[I unintentionally took a couple of weeks off from the old blog to worry about my mom’s broken arm — she’s fine, thanks — and go through the first quarter paper-grading experience. Alas, it wasn’t a true vacation, but I seem to be back and ideas are kicking around up there in my head again. I take it as a good sign for things to come. Thanks for your patience. ~LD]
(with love and a wink for the sophomores)
As I understand it, (feel free to correct me if I’m totally off base) “pocho” is an insulting term in Spanish for a kind of messy speech in which bad English and / or bad Spanish are randomly mixed with false cognates and other novice language errors. In general, if it’s applied to a person (Ella es muy pocha) it suggests ignorance, lack of adequate education and an overall misunderstanding of both cultures. The term is pretty common here in TRC and probably other cities relatively close to the US – México border. At CAT, the international American school where I teach, the term has become a kind of weird badge of honor. Being “pocho” at CAT means you’re not afraid to totally mangle your new language, of being misunderstood, or of poking a little fun at yourself and your cultural biases.
Anyone who has tried to have a conversation in a language they studied, but may or may not have ever used in anything more sophisticated than a staged meeting of a friend on the street in a class role play lesson, knows that conversing in the second language is trying at the best of times. You may be cruising along on your explanation on your point of view, say, about the relative wealth of your native country and stumble on an expression that you don’t know how to express in the second language and so you do the natural thing: word for word translation. I did this the other day with the workers tearing up the water mains on my street.

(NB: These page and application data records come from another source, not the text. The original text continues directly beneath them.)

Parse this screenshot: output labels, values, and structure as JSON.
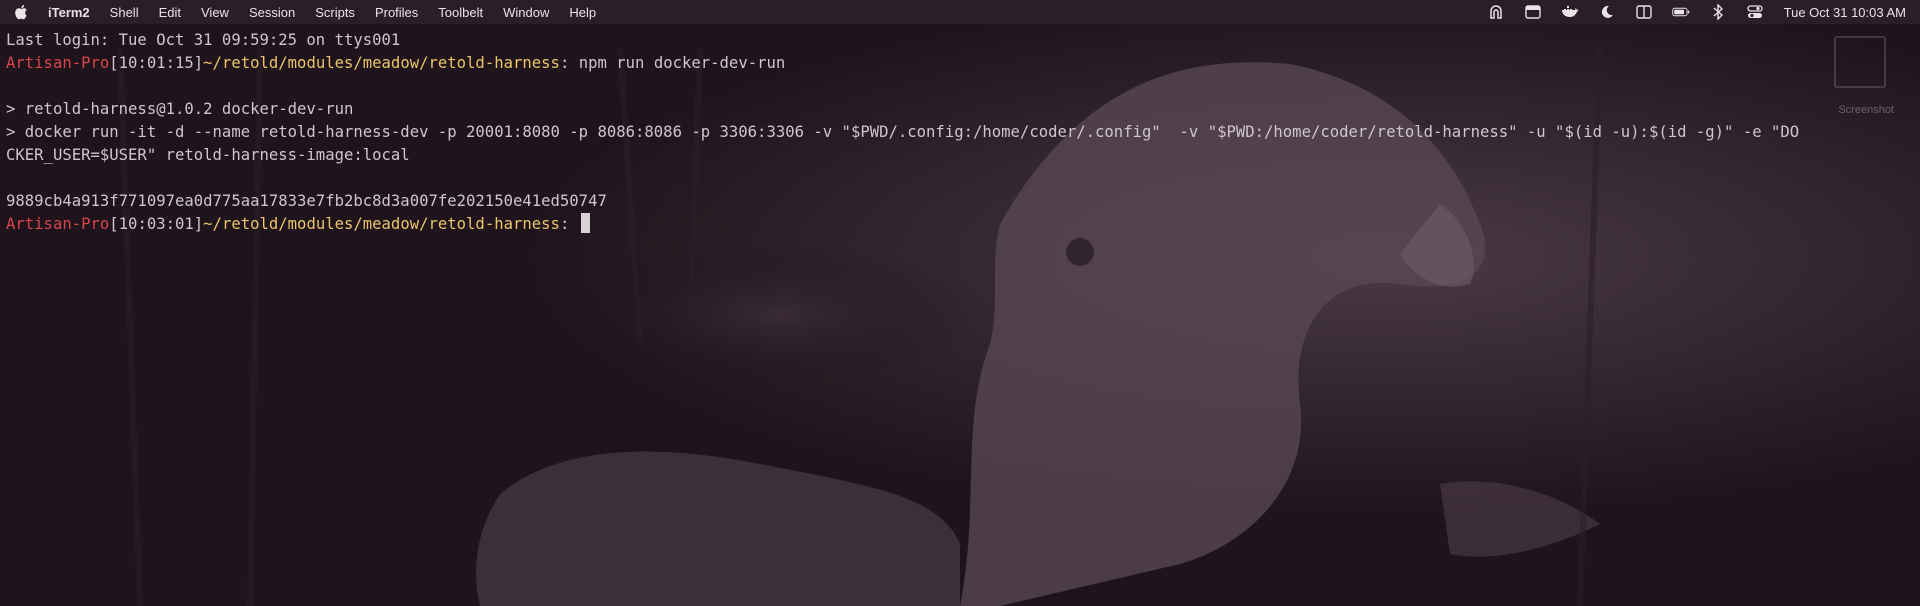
{
  "menubar": {
    "app_name": "iTerm2",
    "items": [
      "Shell",
      "Edit",
      "View",
      "Session",
      "Scripts",
      "Profiles",
      "Toolbelt",
      "Window",
      "Help"
    ],
    "datetime": "Tue Oct 31  10:03 AM",
    "status_icons": [
      "arch-icon",
      "window-icon",
      "docker-icon",
      "moon-icon",
      "display-icon",
      "battery-icon",
      "bluetooth-icon",
      "control-center-icon"
    ]
  },
  "terminal": {
    "last_login": "Last login: Tue Oct 31 09:59:25 on ttys001",
    "prompt1": {
      "host": "Artisan-Pro",
      "time": "[10:01:15]",
      "path": "~/retold/modules/meadow/retold-harness",
      "sep": ": ",
      "command": "npm run docker-dev-run"
    },
    "output": [
      "",
      "> retold-harness@1.0.2 docker-dev-run",
      "> docker run -it -d --name retold-harness-dev -p 20001:8080 -p 8086:8086 -p 3306:3306 -v \"$PWD/.config:/home/coder/.config\"  -v \"$PWD:/home/coder/retold-harness\" -u \"$(id -u):$(id -g)\" -e \"DO",
      "CKER_USER=$USER\" retold-harness-image:local",
      "",
      "9889cb4a913f771097ea0d775aa17833e7fb2bc8d3a007fe202150e41ed50747"
    ],
    "prompt2": {
      "host": "Artisan-Pro",
      "time": "[10:03:01]",
      "path": "~/retold/modules/meadow/retold-harness",
      "sep": ": "
    }
  },
  "thumbnail": {
    "label": "Screenshot"
  },
  "colors": {
    "host": "#d6444c",
    "path": "#e9c46a",
    "text": "#cfc6cc",
    "background": "#1f141b"
  }
}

The workers are replacing the old ceramic water main pipes with shiny new PVC ones. To do that, they have disconnected homes block by block from the old water main and temporarily connected each home to what amounts to a clear plastic garden hose, and then they reconnect to the main after the new pipes are in. The entire process takes about a week. The place they needed to hook me up to the garden hose, my water meter, is inside my carport where they couldn’t see it, much less get to it. I noticed when I came home from school one afternoon that the houses on all sides of me were ready to be connected to the garden hose, but they hadn’t made a connector for my place. In something of a panic over the prospect of no water for a week, I asked a worker who happened to be standing there about the problem, explaining, “. . . es que el metro esta adentro.” I’m sure he thought, “Yeah, lady, I bet there’s at least one meter [think measurements] inside that carport, maybe a few more.” I laughed when I finally realized a little later what I’d actually said instead of what I meant: “el medidor [literally, the measurer] esta adentro.” Que pocha.

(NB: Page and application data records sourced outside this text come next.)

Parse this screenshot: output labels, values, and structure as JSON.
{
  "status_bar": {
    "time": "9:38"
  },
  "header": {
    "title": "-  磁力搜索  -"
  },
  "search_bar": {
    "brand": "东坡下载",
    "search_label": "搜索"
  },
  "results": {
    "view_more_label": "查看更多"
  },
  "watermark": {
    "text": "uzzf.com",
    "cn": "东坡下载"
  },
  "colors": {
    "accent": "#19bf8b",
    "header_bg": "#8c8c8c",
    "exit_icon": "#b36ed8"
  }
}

A common complaint from CAT students used to be the local teachers who were forced to teach in their second language, but didn’t have a great command of day-to-day English vocabulary. One year there was a teacher my students told me about who called the “parking lot” an estationament [falsely cognated from “estacionamiento”], among other butcheries. At the time it was nice to know that we native speakers of English weren’t the only ones going around thoughtlessly butchering a second language with words like “hamburgero” and “fritos” for hamburger and fries. Far from being misunderstood, the teacher in question was quite clear, as long as his listeners were at least as bilingual as he was. And then there are students who get stuck trying to explain their idea and just flat out, intentionally use false cognates, knowing full well the word is not a word in the language they’re trying to use at that moment. My favorite example was told to me by a friend who related the story of one student who said, “Don’t be amargated [“amargado”], Mister.” The student in question knew the teacher would understand, but couldn’t come up with the word “bitter.” I bet the student will never forget that word now, though.

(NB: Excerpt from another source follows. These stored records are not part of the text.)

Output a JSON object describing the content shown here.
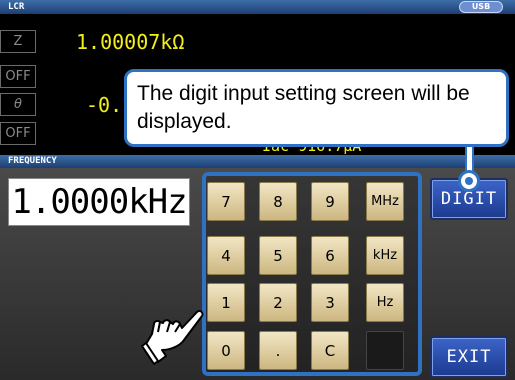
{
  "header": {
    "mode_label": "LCR",
    "usb_badge": "USB"
  },
  "measurements": {
    "rows": [
      {
        "param": "Z",
        "value": "1.00007kΩ"
      },
      {
        "param": "OFF",
        "value": ""
      },
      {
        "param": "θ",
        "value": "-0."
      },
      {
        "param": "OFF",
        "value": ""
      }
    ],
    "current_text": "Iac  916.7μA"
  },
  "frequency": {
    "section_label": "FREQUENCY",
    "display_value": "1.0000kHz"
  },
  "keypad": {
    "keys": [
      {
        "label": "7"
      },
      {
        "label": "8"
      },
      {
        "label": "9"
      },
      {
        "label": "MHz"
      },
      {
        "label": "4"
      },
      {
        "label": "5"
      },
      {
        "label": "6"
      },
      {
        "label": "kHz"
      },
      {
        "label": "1"
      },
      {
        "label": "2"
      },
      {
        "label": "3"
      },
      {
        "label": "Hz"
      },
      {
        "label": "0"
      },
      {
        "label": "."
      },
      {
        "label": "C"
      },
      {
        "label": ""
      }
    ]
  },
  "buttons": {
    "digit_label": "DIGIT",
    "exit_label": "EXIT"
  },
  "callout": {
    "text": "The digit input setting screen will be displayed."
  },
  "icons": {
    "pointer": "pointing-hand-icon"
  },
  "colors": {
    "accent_blue": "#2f72c4",
    "measurement_yellow": "#f4ef1a",
    "key_beige": "#e3d3a3",
    "button_blue": "#2d4fae",
    "title_bar": "#2a5590"
  }
}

Lately, among my bilingual colleagues of both nationalities, I’ve noticed a trend toward not only slipping back and forth between languages in a single sentence, or conversation, but the intentional and unintentional pocho-ization of words and phrases as we go through our workday as a kind of mixed-culture humor. These come hard and fast in the midst of quickie questions in the office and as a result, I can’t think of a specific instance, but when I asked one of the other office-lurkers if she could come up with an example, she replied, “Let me think ’cause they are usually expontaneas.” It’s not the best example, in fact, but it certainly shows one way we intentionally pocho-ize as a way to poke a little fun at the way the two languages blend and stick to each other without our thinking about it. The real beauties happen by accident, like the times I’ve started explaining something to a mono-lingual person not in their language, but my other one. I have also caught myself speaking Spanish to people who I know don’t have English as a first language, but may not have Spanish as a language at all – a mom from Korea or France. So embarrassing, sometimes, to be pocha.
In a way, these slips into my second language are a compliment. My brain is programmed to speak to people in their native language out of courtesy. Unfortunately for me, not all languages are English or Spanish. Spanish just happens to be my default “other” language. Nevertheless, I’m a little bit proud of being “pocha”, and maybe I’m the only one, but I think there are a great number of us at CAT who feel the same, even if we’ve never said it “en voz alta.” ~LD